This is one of Scotland's native trees that has been used traditionally for basketry. The tree readily coppices, with lots of straight poles growing from the stool. Hazel is often left on an eight-year rotation, depending on how thick the rods are required.   Hazel is usually the material of choice for the hoops of large frame baskets. Sometimes whole and sometimes split. It has the advantage of keeping an even diameter, with not as much taper as willow.   Unlike willow, hazel will not resoak to flexibility so must be used within about eight weeks of cutting.  

Woven split wood basketry

Spale basket side-view, Hope MacDougall Collection

This basket has a huge variety of names. These include tatty baskets , tatty swales, oak swales, oak spales, spale-oak, scuttle, slop, skelk, wisket, spelk, swill, skep, skulls or sculls. It seems that some were made in Scotland but mainly they were made in the Lakes in the …Continue reading “Woven split wood basketry”

Quarter cran , a basket using willow and hazel

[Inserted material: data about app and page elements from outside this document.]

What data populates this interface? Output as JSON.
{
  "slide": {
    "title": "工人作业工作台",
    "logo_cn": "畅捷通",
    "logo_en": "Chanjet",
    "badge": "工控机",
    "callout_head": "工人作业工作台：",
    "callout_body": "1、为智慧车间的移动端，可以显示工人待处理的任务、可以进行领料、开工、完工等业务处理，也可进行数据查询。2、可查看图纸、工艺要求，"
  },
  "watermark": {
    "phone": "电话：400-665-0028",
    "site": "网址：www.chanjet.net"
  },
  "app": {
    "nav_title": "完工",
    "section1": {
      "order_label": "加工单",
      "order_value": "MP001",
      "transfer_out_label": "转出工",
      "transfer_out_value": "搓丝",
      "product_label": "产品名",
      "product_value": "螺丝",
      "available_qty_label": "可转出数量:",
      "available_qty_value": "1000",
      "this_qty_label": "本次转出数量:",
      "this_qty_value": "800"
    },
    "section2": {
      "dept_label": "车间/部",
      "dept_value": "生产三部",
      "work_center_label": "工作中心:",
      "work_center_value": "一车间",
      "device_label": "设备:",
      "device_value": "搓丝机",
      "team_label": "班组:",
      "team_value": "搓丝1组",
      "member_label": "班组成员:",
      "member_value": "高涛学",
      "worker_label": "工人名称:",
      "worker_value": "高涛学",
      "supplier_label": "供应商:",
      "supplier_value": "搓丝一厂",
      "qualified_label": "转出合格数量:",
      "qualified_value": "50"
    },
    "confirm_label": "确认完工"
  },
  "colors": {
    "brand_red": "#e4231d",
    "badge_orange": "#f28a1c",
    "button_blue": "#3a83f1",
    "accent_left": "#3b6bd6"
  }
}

A quarter cran was used in the herring industry. Originally they were made in willow and hazel but later came to be made in rattan.